It’s a common question that might be a little close to home, but it’s one that we hear quite often.
We all known that Kiwis are big on family, but how much does family members and their sleeping problems have a bearing on your own risk of developing sleep apnea?
If you have a family member in your life who has sleep apnea, hopefully they are actively seeking treatment through one of the many solutions available.
But if there’s any possibility that you might have sleep apnea or have the potential to develop it, you’ll definitely want to know – as sleep apnea can be dangerous to your health and wellbeing if left untreated.
So is there any truth to the belief that sleep apnea may be hereditary?
Are certain people more likely to have sleep apnea than others?
In many ways, sleep apnea doesn’t discriminate and many people can suffer from sleep apnea at some point in their lives.
In fact, men, women and even children can develop sleep apnea – so it’s not hard to see why it’s known as the most common sleeping disorder1.
Before we explore who is more likely to experience sleep apnea, it’s important to understand how sleep apnea occurs, even though the reasons as to why are wide and varied.
Sleep apnea is the result of the interruption which occurs during sleep when the airways are blocked.
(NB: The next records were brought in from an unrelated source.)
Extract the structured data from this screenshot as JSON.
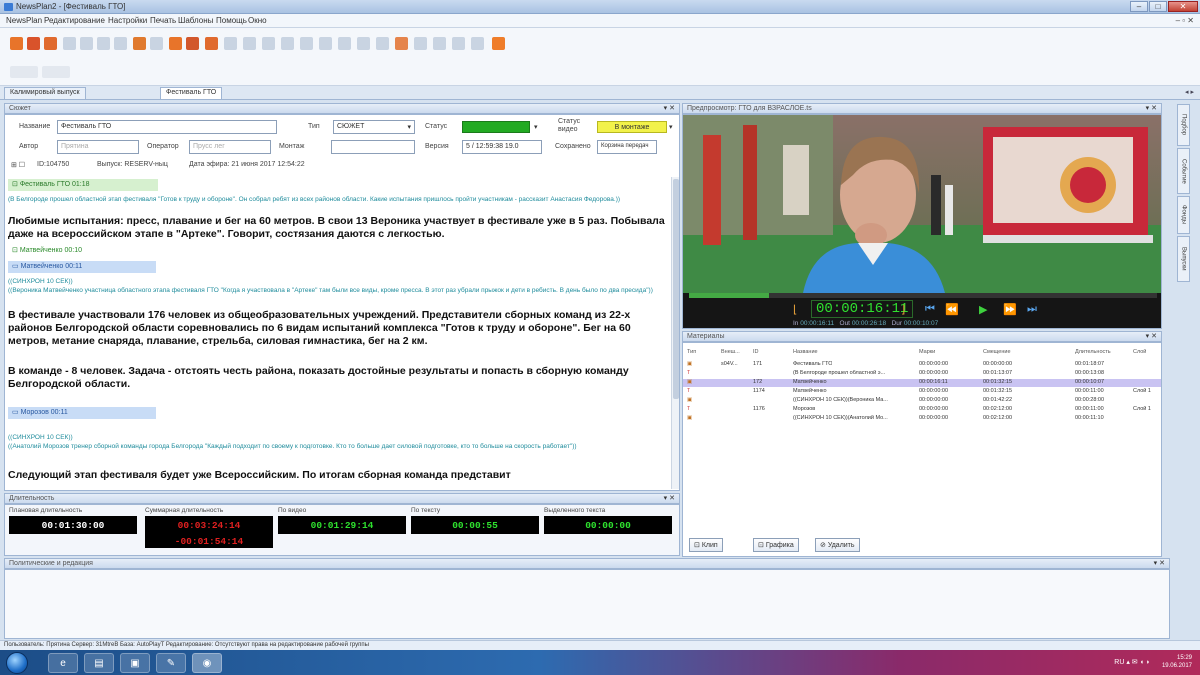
{
  "window": {
    "title": "NewsPlan2 - [Фестиваль ГТО]"
  },
  "menu": [
    "NewsPlan",
    "Редактирование",
    "Настройки",
    "Печать",
    "Шаблоны",
    "Помощь",
    "Окно"
  ],
  "doc_tabs": [
    "Калимировый выпуск",
    "Фестиваль ГТО"
  ],
  "doc_tabs_nav": "◂ ▸",
  "left_panel": {
    "header": "Сюжет",
    "controls": "▾ ✕"
  },
  "form": {
    "name_label": "Название",
    "name_value": "Фестиваль ГТО",
    "type_label": "Тип",
    "type_value": "СЮЖЕТ",
    "status_label": "Статус",
    "status2_label": "Статус видео",
    "status2_value": "В монтаже",
    "author_label": "Автор",
    "author_value": "Прятина",
    "operator_label": "Оператор",
    "operator_value": "Прусс лег",
    "montage_label": "Монтаж",
    "version_label": "Версия",
    "version_value": "5 / 12:59:38 19.0",
    "saved_label": "Сохранено",
    "saved_value": "Корзина передач",
    "info_id": "ID:104750",
    "info_block": "Выпуск: RESERV-ныц",
    "info_date": "Дата эфира: 21 июня 2017 12:54:22"
  },
  "story": {
    "seg1_title": "Фестиваль ГТО   01:18",
    "seg1_sync": "(В Белгороде прошел областной этап фестиваля \"Готов к труду и обороне\". Он собрал ребят из всех районов области. Какие испытания пришлось пройти участникам - рассказит Анастасия Федорова.))",
    "bold1": "Любимые испытания: пресс, плавание и бег на 60 метров. В свои 13 Вероника участвует в фестивале уже в 5 раз.  Побывала даже на всероссийском этапе в \"Артеке\". Говорит, состязания даются с легкостью.",
    "seg2_title": "Матвейченко   00:10",
    "seg3_title": "Матвейченко   00:11",
    "seg3_sync": "((СИНХРОН 10 СЕК))\n((Вероника Матвейченко участница областного этапа фестиваля ГТО \"Когда я участвовала в \"Артеке\" там были все виды, кроме пресса. В этот раз убрали прыжок и дети в ребисть. В день было по два пресида\"))",
    "bold2": "В фестивале участвовали 176 человек из общеобразовательных учреждений. Представители сборных команд из 22-х районов Белгородской области соревновались по 6 видам испытаний комплекса \"Готов к труду и обороне\". Бег на 60 метров, метание снаряда, плавание, стрельба, силовая гимнастика, бег на 2 км.",
    "bold3": "В команде - 8 человек. Задача - отстоять честь района, показать достойные результаты и попасть в сборную команду Белгородской области.",
    "seg4_title": "Морозов   00:11",
    "seg4_sync": "((СИНХРОН 10 СЕК))\n((Анатолий Морозов тренер сборной команды города Белгорода \"Каждый подходит по своему к подготовке. Кто то больше дает силовой подготовке, кто то больше на скорость работает\"))",
    "bold4": "Следующий этап фестиваля будет уже Всероссийским. По итогам сборная команда представит"
  },
  "duration_panel": {
    "header": "Длительность",
    "controls": "▾ ✕",
    "cols": [
      {
        "label": "Плановая длительность",
        "value": "00:01:30:00",
        "color": "#ffffff"
      },
      {
        "label": "Суммарная длительность",
        "value": "00:03:24:14",
        "value2": "-00:01:54:14",
        "color": "#e02020"
      },
      {
        "label": "По видео",
        "value": "00:01:29:14",
        "color": "#2ee02e"
      },
      {
        "label": "По тексту",
        "value": "00:00:55",
        "color": "#2ee02e"
      },
      {
        "label": "Выделенного текста",
        "value": "00:00:00",
        "color": "#2ee02e"
      }
    ]
  },
  "preview": {
    "header": "Предпросмотр: ГТО для ВЗРАСЛОЕ.ts",
    "controls": "▾ ✕",
    "timecode": "00:00:16:11",
    "in_label": "In",
    "in_value": "00:00:16:11",
    "out_label": "Out",
    "out_value": "00:00:26:18",
    "dur_label": "Dur",
    "dur_value": "00:00:10:07",
    "progress": 0.17
  },
  "materials": {
    "header": "Материалы",
    "controls": "▾ ✕",
    "columns": [
      "Тип",
      "Внеш...",
      "ID",
      "Название",
      "Марки",
      "Смещение",
      "",
      "Длительность",
      "Слой"
    ],
    "rows": [
      {
        "id": "171",
        "code": "s04V...",
        "name": "Фестиваль ГТО",
        "mark": "00:00:00:00",
        "offset": "00:00:00:00",
        "dur": "00:01:18:07",
        "layer": "",
        "selected": false
      },
      {
        "id": "",
        "code": "",
        "name": "(В Белгороде прошел областной э...",
        "mark": "00:00:00:00",
        "offset": "00:01:13:07",
        "dur": "00:00:13:08",
        "layer": "",
        "selected": false
      },
      {
        "id": "172",
        "code": "",
        "name": "Матвейченко",
        "mark": "00:00:16:11",
        "offset": "00:01:32:15",
        "dur": "00:00:10:07",
        "layer": "",
        "selected": true
      },
      {
        "id": "1174",
        "code": "",
        "name": "Матвейченко",
        "mark": "00:00:00:00",
        "offset": "00:01:32:15",
        "dur": "00:00:11:00",
        "layer": "Слой 1",
        "selected": false
      },
      {
        "id": "",
        "code": "",
        "name": "((СИНХРОН 10 СЕК))(Вероника Ма...",
        "mark": "00:00:00:00",
        "offset": "00:01:42:22",
        "dur": "00:00:28:00",
        "layer": "",
        "selected": false
      },
      {
        "id": "1176",
        "code": "",
        "name": "Морозов",
        "mark": "00:00:00:00",
        "offset": "00:02:12:00",
        "dur": "00:00:11:00",
        "layer": "Слой 1",
        "selected": false
      },
      {
        "id": "",
        "code": "",
        "name": "((СИНХРОН 10 СЕК))(Анатолий Мо...",
        "mark": "00:00:00:00",
        "offset": "00:02:12:00",
        "dur": "00:00:11:10",
        "layer": "",
        "selected": false
      }
    ],
    "btn_clip": "Клип",
    "btn_graphics": "Графика",
    "btn_delete": "Удалить"
  },
  "side_tabs": [
    "Подбор",
    "Событие",
    "Фонды",
    "Выпуски"
  ],
  "bottom_panel": {
    "header": "Политические и редакция",
    "controls": "▾ ✕"
  },
  "statusbar": "Пользователь: Прятина   Сервер: 31MtreB   База: AutoPlayT   Редактирование:   Отсутствуют права на редактирование рабочей группы",
  "taskbar": {
    "time": "15:29",
    "date": "19.06.2017",
    "tray": "RU ▴ ✉ ◖ ◗"
  }
}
This usually happens when the soft tissue in the back of the throat collapses as you breathe.
People with sleep apnea stop breathing constantly during their sleep – sometimes for hundreds of times – even though they might not realise that it’s happening2.
Considering these factors, it’s easy to see why people who are overweight or who have a thick neck circumference are at a greater risk of developing sleep apnea.
In addition to these factors, there are also strong links to suggest that sleep apnea may be linked to genetics.
Is sleep apnea in my genes?
As sleep apnea is causes by a blockage to the airways, physical traits that you may share with your family members such as your face and skull shape do contribute to your risk of having sleep apnea.
In other words – in the same way that you may look like your relatives, there’s a chance that you may also share similar facial structures which may make you more likely to have sleep apnea.
It’s all backed up by research, which has found that family history is an indicator of the possibility of sleep apnea, with 25 to 40 per cent of people who have sleep apnea also having family members who have the condition3.
Taking the first steps and seeking advice
If you have a family member with sleep apnea, the best thing you can do is be proactive and explore whether you’re at risk of the sleeping condition and how to seek treatment.
The guide will prepare you for the conversation you will need to have with your loved one and your doctors, as well as a sleep diary to help you narrow down what’s affecting your sleeping patterns.
Download a copy of our free eBook here.